Environmental contamination of property is a factor that is
impacting real estate transactions and is responsible for a change
in the way contracts for commercial real estate are being written.
"Not that many years ago, before closing on a real estate
transaction, you had to make sure the zoning was proper and the
financing was in order," said Jim Austin, vice president and
resident manager for Coldwell Banker Commercial Real Estate
"Now, there is one more contingency that must be dealt with on
every sale. I cannot imagine a commercial property changing hands
without an environmental review."
Contamination of property can result in devaluation of property
and poses potential liability for lenders and owners, said Mark
Schwartz, attorney at law.
In the future, there will continue to be a heightened amount of
scrutiny by all parties involved, said Michael Laird, a director of
the law firm of Crowe & Dunlevy. In many cases, environmental
issues can be the most critical financial issues involved in a
mortgage lending transaction.
"The overall impact is that the cost of doing business in real
estate is going to go up," said Laird. "The not-so-hidden carrying
cost of cleaning up environmentally hazardous contamination will
affect everybody who works in commercial real estate. The cost of
operations increases and the asset value can decrease because of
Contracts for the purchase or sale of real estate are changing
as sophisticated buyers are inserting provisions that make the
buyer's obligations to perform contingent upon there being no
contamination found in an environmental impact study that is often
paid for by the seller, said Laird.
The two extremes in the types of contracts are that the seller
provides an environmental report that is acceptable and shows no
contamination or the buyer purchases the property as is, regardless
of any environmental problems that may be out there. The second
example is pretty rare with the sophisticated purchaser, he said.
"Obviously, the safest position is not to get involved in real
property at all," said Laird. "It is amazing the extent of the reach
of the environmental tentacles. The problems have been ignored too
long and now everyone is being brought to the table to pay the
Awareness of the problem has increased dramatically over the
past five to 10 years with the enactment of recent federal and state
legislation, said Laird. There is a heightened awareness of the
problem among people who deal in commercial real estate including
lenders, owners and developers.
The number of people liable for cleanup varies depending on the
type and extent of the hazard. Parties in the chain of title are
usually the prime focus of liability under applicable laws, although
others may also be liable if they are the source of the
"We have noticed a lot of changes in contracts for commercial

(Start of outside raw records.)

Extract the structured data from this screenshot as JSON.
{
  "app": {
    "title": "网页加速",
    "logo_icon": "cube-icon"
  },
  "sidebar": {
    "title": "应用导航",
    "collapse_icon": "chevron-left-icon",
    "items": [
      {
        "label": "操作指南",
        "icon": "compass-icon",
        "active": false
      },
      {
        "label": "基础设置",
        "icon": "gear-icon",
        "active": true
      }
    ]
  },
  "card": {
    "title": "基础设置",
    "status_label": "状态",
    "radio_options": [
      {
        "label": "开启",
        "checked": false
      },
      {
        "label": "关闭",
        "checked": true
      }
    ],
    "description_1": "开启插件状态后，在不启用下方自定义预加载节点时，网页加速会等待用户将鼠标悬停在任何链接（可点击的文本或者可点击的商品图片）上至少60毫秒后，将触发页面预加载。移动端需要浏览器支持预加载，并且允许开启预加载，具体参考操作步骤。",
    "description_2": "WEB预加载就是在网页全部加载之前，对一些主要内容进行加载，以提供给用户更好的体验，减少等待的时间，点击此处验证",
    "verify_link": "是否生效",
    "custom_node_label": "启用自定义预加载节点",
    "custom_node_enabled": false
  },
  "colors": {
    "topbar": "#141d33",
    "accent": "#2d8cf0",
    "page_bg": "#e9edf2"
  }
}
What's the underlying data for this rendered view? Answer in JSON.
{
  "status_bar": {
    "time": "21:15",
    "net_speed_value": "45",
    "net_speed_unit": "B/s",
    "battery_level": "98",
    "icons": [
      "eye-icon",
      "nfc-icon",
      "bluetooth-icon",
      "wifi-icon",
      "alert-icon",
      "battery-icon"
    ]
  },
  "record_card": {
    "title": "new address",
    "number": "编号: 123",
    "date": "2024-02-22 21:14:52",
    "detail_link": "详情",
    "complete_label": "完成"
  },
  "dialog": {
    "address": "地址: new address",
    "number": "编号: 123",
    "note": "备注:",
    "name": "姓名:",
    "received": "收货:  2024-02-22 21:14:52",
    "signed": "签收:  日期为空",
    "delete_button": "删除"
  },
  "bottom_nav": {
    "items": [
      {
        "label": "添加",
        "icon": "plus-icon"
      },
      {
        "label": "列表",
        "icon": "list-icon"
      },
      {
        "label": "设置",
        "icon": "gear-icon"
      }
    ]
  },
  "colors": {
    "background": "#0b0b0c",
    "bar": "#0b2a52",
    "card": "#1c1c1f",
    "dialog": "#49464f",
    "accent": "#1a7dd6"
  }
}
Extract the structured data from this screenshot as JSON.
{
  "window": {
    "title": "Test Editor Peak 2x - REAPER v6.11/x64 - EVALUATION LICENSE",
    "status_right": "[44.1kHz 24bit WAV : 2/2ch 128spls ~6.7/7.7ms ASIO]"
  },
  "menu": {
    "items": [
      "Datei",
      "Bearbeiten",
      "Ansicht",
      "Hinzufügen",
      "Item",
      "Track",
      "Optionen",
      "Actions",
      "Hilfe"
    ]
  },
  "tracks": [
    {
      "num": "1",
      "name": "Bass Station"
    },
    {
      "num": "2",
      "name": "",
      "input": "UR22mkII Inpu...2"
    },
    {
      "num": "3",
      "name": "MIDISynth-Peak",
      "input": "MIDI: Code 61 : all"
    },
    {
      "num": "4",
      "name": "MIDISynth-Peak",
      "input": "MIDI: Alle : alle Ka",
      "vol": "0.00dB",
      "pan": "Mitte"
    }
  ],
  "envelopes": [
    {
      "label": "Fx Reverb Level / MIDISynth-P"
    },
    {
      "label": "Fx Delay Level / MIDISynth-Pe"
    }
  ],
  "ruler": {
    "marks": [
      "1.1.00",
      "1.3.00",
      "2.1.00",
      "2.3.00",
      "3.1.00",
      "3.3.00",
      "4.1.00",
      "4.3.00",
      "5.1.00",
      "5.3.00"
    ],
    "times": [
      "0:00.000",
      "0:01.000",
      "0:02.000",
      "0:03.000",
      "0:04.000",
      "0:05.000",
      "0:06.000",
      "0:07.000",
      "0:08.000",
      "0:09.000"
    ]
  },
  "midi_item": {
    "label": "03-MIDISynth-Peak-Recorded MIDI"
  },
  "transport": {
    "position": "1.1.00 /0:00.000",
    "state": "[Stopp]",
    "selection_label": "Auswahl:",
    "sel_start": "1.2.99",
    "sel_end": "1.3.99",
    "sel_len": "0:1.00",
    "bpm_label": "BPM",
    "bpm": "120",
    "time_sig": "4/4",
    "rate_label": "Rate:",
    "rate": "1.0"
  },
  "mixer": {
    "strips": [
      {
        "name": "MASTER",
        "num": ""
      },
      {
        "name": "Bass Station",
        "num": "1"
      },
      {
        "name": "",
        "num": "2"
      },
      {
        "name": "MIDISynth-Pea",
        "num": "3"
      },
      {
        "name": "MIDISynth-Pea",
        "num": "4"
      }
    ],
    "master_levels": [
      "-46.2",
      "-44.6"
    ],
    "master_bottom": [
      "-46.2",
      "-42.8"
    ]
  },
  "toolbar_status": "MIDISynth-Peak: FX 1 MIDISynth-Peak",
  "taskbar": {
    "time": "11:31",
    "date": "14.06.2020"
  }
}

real estate regarding environmental studies and, if things are found
that are detrimental, it could be a reason for canceling the
contract," said Eric Offen, executive vice president of operations
for Lawyers Title.
"We have not seen any change in the residential contract form
because we give coverage to the lenders on residential transactions.
"Another thing we have noticed is that many of the testing
companies that do environmental studies come into our office and
review abstracts to determine the prior owners. Oklahoma is way
ahead of other states because we have abstracts."
The brokers and real estate people who put these deals together
are affected more than title companies by the environmental
problems, he said. Once it gets to the contract stage, those issues
have normally been addressed and resolved.
There are numerous types of environmental contaminants that
affect real property including sludge pits, polychlorinated biphenyls
(PCBs) and disposal of toxic waste or chemicals that can result
ground water contamination, said Schwartz. …